[DATA RECORDS]
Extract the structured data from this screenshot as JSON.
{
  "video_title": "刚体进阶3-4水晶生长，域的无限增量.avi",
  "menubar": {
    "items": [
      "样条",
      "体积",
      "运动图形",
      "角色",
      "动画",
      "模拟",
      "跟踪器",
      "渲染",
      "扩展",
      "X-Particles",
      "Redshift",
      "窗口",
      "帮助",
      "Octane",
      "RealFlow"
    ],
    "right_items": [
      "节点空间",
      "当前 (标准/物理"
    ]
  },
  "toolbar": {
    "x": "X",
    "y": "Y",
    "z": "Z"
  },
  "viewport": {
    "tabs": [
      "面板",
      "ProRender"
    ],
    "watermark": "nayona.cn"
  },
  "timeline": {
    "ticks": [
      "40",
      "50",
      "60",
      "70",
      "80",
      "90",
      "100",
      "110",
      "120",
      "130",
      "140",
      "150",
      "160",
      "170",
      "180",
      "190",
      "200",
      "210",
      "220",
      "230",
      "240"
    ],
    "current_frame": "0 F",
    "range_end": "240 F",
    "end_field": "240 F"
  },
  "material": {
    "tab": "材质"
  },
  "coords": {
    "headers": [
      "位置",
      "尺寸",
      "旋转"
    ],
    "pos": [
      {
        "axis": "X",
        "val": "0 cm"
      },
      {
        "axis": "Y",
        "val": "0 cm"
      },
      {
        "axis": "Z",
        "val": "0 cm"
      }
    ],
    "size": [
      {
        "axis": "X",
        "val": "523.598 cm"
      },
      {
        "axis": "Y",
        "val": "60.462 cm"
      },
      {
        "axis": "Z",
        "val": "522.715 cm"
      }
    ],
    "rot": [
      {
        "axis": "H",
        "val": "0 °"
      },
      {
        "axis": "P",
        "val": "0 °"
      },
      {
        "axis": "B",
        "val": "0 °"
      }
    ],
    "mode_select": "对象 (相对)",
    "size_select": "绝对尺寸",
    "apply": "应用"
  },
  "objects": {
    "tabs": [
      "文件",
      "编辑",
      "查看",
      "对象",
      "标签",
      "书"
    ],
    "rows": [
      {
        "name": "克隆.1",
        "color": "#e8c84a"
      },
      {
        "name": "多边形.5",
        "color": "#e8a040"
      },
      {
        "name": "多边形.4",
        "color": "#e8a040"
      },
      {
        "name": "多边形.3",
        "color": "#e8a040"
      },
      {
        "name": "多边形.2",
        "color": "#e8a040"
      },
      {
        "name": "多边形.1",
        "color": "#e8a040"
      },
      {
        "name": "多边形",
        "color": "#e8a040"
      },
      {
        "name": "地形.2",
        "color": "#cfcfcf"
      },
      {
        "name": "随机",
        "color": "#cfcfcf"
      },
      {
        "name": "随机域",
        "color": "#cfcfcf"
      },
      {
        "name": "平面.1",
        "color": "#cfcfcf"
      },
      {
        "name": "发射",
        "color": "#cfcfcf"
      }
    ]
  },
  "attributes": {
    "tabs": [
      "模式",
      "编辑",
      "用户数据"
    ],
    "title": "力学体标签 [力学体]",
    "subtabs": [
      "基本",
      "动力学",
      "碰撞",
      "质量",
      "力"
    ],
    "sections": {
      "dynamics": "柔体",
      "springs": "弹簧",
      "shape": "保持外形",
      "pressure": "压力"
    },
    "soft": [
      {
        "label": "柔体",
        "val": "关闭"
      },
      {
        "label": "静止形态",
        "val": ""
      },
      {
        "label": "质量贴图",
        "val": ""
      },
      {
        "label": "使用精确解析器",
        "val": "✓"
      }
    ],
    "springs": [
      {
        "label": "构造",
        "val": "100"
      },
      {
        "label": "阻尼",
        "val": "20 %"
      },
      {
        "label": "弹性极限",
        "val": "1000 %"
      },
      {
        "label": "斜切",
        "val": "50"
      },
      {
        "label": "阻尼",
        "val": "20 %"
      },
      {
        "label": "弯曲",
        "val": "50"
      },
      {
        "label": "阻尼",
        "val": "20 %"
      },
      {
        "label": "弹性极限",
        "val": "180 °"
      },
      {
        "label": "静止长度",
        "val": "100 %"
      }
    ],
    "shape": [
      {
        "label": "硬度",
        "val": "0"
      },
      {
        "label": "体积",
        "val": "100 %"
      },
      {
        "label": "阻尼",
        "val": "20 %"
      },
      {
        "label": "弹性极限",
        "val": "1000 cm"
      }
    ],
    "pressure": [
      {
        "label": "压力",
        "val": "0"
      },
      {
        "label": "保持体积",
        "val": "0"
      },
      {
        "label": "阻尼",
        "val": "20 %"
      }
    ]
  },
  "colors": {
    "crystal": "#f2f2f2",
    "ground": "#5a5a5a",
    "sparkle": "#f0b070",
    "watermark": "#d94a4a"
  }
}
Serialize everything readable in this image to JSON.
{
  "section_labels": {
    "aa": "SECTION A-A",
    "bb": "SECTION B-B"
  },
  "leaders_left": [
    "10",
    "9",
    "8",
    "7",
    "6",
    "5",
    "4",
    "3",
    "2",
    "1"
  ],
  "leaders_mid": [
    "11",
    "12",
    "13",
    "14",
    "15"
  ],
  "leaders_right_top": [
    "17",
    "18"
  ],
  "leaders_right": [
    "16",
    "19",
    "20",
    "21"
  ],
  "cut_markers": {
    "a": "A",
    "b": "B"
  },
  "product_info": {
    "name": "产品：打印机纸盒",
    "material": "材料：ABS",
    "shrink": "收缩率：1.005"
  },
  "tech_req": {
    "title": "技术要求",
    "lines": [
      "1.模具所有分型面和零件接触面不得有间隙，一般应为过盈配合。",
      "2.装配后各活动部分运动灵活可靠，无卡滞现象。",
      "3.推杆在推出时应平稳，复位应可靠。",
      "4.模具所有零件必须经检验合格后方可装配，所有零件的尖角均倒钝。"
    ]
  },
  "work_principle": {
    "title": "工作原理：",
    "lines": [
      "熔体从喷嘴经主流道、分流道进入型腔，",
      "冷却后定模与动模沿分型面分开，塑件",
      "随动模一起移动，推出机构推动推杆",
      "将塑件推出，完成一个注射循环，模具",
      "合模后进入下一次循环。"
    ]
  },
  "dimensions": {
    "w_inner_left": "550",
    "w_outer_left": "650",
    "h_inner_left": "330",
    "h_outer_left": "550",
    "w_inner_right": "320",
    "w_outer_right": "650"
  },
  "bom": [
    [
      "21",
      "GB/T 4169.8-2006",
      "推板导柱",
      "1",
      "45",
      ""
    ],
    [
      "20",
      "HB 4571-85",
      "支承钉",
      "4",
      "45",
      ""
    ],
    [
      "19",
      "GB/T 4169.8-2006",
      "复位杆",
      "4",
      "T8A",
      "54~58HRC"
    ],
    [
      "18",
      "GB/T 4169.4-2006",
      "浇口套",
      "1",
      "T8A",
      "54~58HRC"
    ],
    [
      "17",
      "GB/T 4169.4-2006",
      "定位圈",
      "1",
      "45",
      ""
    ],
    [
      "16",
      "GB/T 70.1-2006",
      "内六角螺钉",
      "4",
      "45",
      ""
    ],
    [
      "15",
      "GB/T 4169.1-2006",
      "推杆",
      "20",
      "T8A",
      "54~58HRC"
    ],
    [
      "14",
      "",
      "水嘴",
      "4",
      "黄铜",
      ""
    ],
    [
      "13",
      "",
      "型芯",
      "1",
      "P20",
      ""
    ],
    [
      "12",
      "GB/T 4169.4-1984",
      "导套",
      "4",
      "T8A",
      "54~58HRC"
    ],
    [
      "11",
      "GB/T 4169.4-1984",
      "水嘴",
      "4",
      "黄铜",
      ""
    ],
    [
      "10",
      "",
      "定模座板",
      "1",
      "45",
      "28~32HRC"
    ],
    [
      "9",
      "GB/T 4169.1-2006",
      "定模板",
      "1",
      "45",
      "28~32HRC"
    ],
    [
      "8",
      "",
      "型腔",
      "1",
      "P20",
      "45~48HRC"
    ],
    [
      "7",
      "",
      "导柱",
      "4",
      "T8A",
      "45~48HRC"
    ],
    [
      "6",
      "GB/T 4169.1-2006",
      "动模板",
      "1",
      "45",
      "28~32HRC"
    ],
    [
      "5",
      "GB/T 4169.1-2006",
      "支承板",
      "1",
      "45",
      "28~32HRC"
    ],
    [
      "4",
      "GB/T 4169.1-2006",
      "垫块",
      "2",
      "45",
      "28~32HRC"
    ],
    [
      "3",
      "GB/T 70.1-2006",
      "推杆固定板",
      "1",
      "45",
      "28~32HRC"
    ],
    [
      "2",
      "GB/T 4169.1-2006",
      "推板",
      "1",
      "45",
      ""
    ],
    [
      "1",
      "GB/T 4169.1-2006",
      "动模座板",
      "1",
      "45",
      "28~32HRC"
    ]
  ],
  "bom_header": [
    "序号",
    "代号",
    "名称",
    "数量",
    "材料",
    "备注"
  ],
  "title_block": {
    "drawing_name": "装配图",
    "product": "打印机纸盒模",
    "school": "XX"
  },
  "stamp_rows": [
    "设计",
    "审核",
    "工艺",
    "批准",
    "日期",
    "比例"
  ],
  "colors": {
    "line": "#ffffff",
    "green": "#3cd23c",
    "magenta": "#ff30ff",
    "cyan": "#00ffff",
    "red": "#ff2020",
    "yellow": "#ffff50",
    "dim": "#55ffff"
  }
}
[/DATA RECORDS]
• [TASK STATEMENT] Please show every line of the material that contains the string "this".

• [TASK SOLUTION]
Extract the structured data from this screenshot as JSON.
Serialize everything readable in this image to JSON.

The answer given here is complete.